The spiritual leader of the Muslim Brotherhood must remain in custody to face allegations of inciting violence. The decision came a day after prosecutors prolonged ousted President Mohammed Morsi's detention.
Following interrogation by prosecutors, Muslim Brotherhood supreme guide Mohammed Badie was remanded to 15 days in custody beginning Tuesday, according to Egyptian state media. The spiritual leader of the Islamist political group faces allegations of involvement in the deaths of protesters outside of the presidential palace in December, as well as inciting violence at a Republican Guard facility in June.
Egyptian authorities arrested Badie, 70, late Monday after receiving information about his whereabouts. They reportedly found him in an apartment in the Nasr City district in eastern Cairo. His hiding place lay in the vicinity of the Brotherhood's largest sit-in site, which Egyptian police forcibly cleared last week, sparking deadly clashes that continued several days between security forces and civilians.
The military's removal of Morsi from power in early July has heightened tensions between Muslim Brotherhood members - whose backing helped bring the first democratically elected president to power in 2012 following the downfall of Hosni Mubarak's regime the previous year - and the opposition, which seeks fresh elections.

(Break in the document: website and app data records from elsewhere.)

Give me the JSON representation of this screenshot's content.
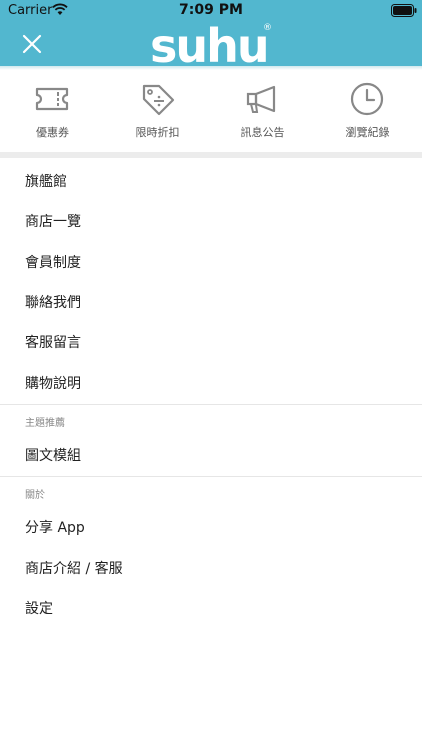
{
  "status_bar": {
    "carrier": "Carrier",
    "time": "7:09 PM"
  },
  "header": {
    "brand": "suhu",
    "trademark": "®",
    "accent_color": "#52b7cf"
  },
  "quick_actions": [
    {
      "label": "優惠券",
      "icon": "ticket-icon"
    },
    {
      "label": "限時折扣",
      "icon": "discount-tag-icon"
    },
    {
      "label": "訊息公告",
      "icon": "megaphone-icon"
    },
    {
      "label": "瀏覽紀錄",
      "icon": "clock-icon"
    }
  ],
  "menu": {
    "main_items": [
      "旗艦館",
      "商店一覽",
      "會員制度",
      "聯絡我們",
      "客服留言",
      "購物說明"
    ],
    "section_theme": {
      "title": "主題推薦",
      "items": [
        "圖文模組"
      ]
    },
    "section_about": {
      "title": "關於",
      "items": [
        "分享 App",
        "商店介紹 / 客服",
        "設定"
      ]
    }
  }
}
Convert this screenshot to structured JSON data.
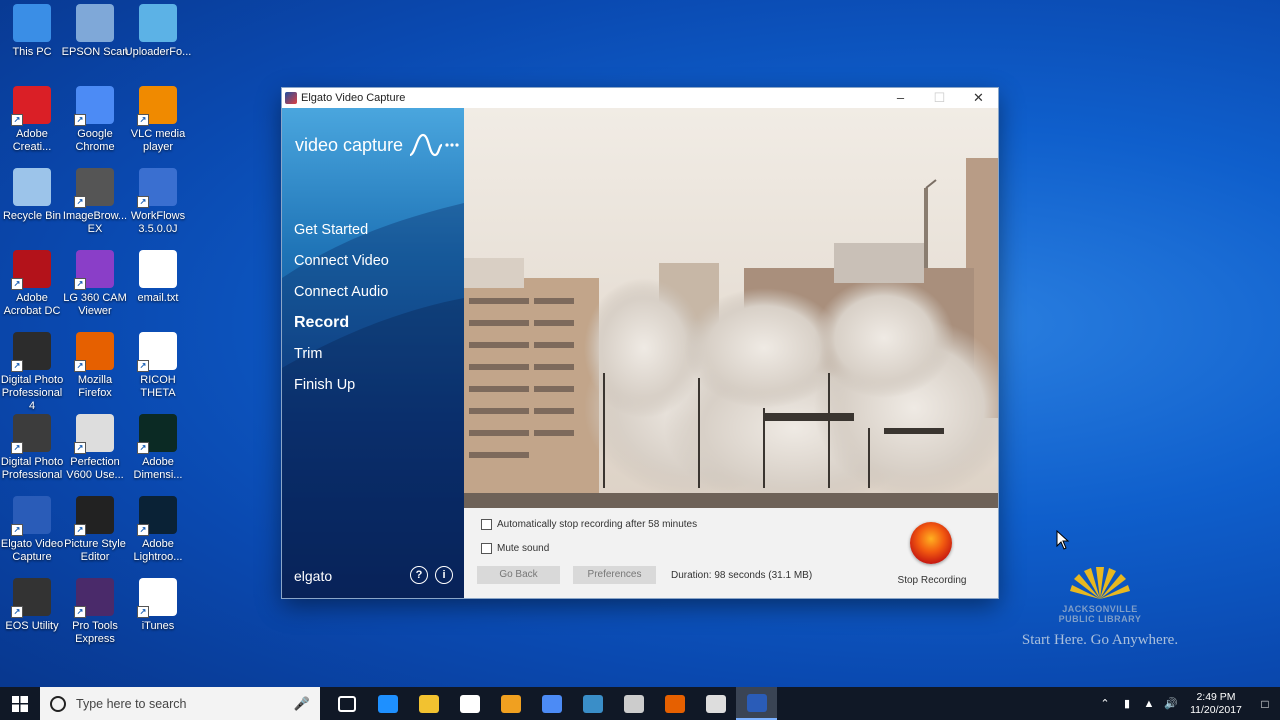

The Muslim Brotherhood has organized numerous counterdemonstrations in the weeks since the military installed an interim government. Many Brotherhood leaders and midranking members have since evaded authorities who have worked to quash mass calls for Morsi's reinstatement through crackdowns and arrests.
On Monday, prosecutors announced they would detain Morsi for 15 more days. He has remained at an undisclosed location since early July.
EU leaders to meet
The unrest in Egypt has drawn concern from world leaders. German Chancellor Angela Merkel vowed to continue diplomatic efforts in an interview published in the Tuesday edition of the Passauer Neue Presse newspaper.
"We demand emphatically that the democratic process is restarted as quickly as possible and that all political powers can take part in it," she said.
EU foreign ministers are scheduled to convene for an emergency meeting on the crisis in Egypt on Wednesday.
At least 800 people, the majority of them Muslim Brotherhood supporters, are believed to have been killed since violence broke out last Wednesday.
kms/mkg (AP, AFP, Reuters, dpa)